Financial derivatives are securities where the price derives from the underlying asset, explains Investopedia. Derivatives are a contract between parties where fluctuations in the underlying assets determine the contract’s value.
Interest rates, stocks, bonds, commodities and market indexes are common forms of underlying assets, claims Investopedia. Investors trade financial derivatives on over-the-counter markets or on major market exchanges. Financial derivatives are a category of a security rather than an individual security; therefore, investors can hedge their trades or insure their derivative trades against risk on an asset. Investors also use derivatives to speculate on the future prices of the underlying assets.

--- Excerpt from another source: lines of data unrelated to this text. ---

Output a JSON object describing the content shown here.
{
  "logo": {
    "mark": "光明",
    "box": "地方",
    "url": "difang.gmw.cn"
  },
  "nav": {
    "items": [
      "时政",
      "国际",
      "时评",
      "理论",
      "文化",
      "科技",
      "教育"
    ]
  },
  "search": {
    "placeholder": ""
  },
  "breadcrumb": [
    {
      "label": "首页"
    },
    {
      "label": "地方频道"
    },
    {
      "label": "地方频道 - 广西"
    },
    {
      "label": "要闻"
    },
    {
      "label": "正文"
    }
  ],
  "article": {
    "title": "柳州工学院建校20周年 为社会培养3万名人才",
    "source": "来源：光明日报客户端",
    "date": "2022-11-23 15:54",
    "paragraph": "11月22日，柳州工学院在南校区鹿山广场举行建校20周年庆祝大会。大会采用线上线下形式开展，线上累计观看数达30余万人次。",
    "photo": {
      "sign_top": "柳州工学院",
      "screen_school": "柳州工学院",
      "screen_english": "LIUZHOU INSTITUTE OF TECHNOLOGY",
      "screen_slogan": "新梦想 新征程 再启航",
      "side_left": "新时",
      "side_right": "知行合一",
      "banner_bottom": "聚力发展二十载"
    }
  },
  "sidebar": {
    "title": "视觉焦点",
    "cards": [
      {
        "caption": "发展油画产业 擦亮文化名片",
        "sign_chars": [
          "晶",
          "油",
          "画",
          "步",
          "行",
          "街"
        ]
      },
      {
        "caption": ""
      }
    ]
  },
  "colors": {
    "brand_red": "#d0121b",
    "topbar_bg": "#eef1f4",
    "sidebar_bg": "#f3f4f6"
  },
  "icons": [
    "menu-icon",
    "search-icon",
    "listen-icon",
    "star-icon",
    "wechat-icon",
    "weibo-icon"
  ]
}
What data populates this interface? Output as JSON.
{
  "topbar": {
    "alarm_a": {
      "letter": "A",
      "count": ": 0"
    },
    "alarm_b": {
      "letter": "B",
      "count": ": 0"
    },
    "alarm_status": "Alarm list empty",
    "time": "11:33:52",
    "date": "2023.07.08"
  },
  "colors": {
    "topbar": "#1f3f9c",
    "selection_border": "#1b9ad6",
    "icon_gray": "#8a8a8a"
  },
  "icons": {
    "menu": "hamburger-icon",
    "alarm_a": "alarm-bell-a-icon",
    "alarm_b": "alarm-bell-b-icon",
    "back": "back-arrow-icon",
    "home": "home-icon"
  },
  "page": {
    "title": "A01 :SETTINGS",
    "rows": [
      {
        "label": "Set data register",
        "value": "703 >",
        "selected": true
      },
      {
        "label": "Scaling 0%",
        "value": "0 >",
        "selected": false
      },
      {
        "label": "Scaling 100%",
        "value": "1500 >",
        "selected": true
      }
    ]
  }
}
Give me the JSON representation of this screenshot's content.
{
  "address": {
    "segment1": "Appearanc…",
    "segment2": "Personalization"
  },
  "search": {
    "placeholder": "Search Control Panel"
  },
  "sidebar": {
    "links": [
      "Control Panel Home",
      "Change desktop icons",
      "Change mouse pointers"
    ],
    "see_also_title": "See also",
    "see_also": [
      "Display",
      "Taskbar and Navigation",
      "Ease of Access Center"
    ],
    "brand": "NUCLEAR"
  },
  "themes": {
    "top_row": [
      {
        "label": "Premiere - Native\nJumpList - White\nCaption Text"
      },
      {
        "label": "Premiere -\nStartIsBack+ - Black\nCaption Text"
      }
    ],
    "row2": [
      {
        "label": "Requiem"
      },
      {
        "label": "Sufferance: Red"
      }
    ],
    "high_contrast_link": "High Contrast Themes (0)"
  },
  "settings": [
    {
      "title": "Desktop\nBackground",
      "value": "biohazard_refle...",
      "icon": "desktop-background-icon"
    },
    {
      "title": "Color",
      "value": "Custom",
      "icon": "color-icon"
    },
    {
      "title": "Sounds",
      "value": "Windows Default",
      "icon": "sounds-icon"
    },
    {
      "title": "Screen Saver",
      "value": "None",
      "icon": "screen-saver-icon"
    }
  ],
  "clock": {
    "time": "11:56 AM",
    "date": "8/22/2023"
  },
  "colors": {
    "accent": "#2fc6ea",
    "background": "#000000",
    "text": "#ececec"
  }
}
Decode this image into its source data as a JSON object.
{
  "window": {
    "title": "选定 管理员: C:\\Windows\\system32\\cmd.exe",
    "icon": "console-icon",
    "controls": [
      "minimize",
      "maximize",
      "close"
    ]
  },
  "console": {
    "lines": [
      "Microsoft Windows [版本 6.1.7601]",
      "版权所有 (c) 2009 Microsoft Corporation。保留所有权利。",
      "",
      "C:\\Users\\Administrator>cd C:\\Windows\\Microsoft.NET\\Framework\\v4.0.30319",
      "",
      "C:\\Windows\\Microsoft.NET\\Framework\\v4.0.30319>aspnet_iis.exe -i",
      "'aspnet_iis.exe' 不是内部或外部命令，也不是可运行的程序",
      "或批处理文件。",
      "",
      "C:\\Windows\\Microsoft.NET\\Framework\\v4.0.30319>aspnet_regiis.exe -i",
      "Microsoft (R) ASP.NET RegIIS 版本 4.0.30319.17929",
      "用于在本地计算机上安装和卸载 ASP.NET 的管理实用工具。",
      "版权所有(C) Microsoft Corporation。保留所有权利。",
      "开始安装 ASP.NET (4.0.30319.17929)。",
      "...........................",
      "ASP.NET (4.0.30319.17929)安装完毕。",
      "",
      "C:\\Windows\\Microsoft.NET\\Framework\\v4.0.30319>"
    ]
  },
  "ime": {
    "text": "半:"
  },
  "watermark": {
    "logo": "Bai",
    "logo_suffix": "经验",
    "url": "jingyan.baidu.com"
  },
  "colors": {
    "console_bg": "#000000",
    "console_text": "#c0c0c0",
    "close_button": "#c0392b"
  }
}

The most common types of derivatives are futures contracts, according to Investopedia. Futures contracts are agreements between two parties to sell an asset at an agreed-upon price in the future. Investors usually use futures contracts to hedge against risk during a specified period of time. Forward contracts are another form of financial derivatives. Forward contracts do not trade on major market exchanges but do trade on over-the-counter markets. Swaps are another common form of financial derivatives. Swaps are usually contracts between two parties where they agree to trade the loan terms of an underlying asset. Some derivatives traders use interest rate swaps to switch from fixed interest rates to variable interest rates.